*** Supplied entries ***

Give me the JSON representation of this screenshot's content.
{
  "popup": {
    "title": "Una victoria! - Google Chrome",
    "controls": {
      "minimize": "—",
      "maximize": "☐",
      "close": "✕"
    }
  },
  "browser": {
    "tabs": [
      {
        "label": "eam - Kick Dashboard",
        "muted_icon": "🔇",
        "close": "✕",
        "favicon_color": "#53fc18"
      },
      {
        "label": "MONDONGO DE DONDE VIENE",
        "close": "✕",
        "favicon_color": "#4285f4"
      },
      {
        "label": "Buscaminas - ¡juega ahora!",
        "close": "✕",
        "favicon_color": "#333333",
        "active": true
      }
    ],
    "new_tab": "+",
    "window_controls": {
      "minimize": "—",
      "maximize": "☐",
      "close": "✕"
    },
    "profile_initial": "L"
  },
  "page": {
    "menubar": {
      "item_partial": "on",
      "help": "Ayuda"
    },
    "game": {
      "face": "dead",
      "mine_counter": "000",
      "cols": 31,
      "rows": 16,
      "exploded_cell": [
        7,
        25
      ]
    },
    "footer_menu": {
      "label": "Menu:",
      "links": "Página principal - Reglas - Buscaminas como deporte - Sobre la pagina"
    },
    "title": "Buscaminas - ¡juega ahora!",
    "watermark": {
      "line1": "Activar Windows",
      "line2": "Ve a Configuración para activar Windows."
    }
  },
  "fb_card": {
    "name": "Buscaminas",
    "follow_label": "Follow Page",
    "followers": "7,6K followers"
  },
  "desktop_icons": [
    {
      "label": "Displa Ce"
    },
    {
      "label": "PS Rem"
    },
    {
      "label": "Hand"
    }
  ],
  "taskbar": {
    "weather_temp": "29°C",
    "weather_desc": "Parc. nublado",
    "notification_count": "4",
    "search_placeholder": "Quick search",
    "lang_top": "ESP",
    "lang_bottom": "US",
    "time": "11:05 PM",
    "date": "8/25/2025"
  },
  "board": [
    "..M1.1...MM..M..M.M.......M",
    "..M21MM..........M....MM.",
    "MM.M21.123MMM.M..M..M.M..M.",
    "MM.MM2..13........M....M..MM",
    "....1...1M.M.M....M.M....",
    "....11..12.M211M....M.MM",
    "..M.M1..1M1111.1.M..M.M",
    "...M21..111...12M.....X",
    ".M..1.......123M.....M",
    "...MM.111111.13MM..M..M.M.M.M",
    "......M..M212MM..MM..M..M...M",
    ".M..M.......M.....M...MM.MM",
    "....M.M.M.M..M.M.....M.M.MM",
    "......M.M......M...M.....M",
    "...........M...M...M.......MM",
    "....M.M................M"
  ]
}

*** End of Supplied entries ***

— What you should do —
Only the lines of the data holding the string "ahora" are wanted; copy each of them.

— Solved exercise —
        "label": "Buscaminas - ¡juega ahora!",
    "title": "Buscaminas - ¡juega ahora!",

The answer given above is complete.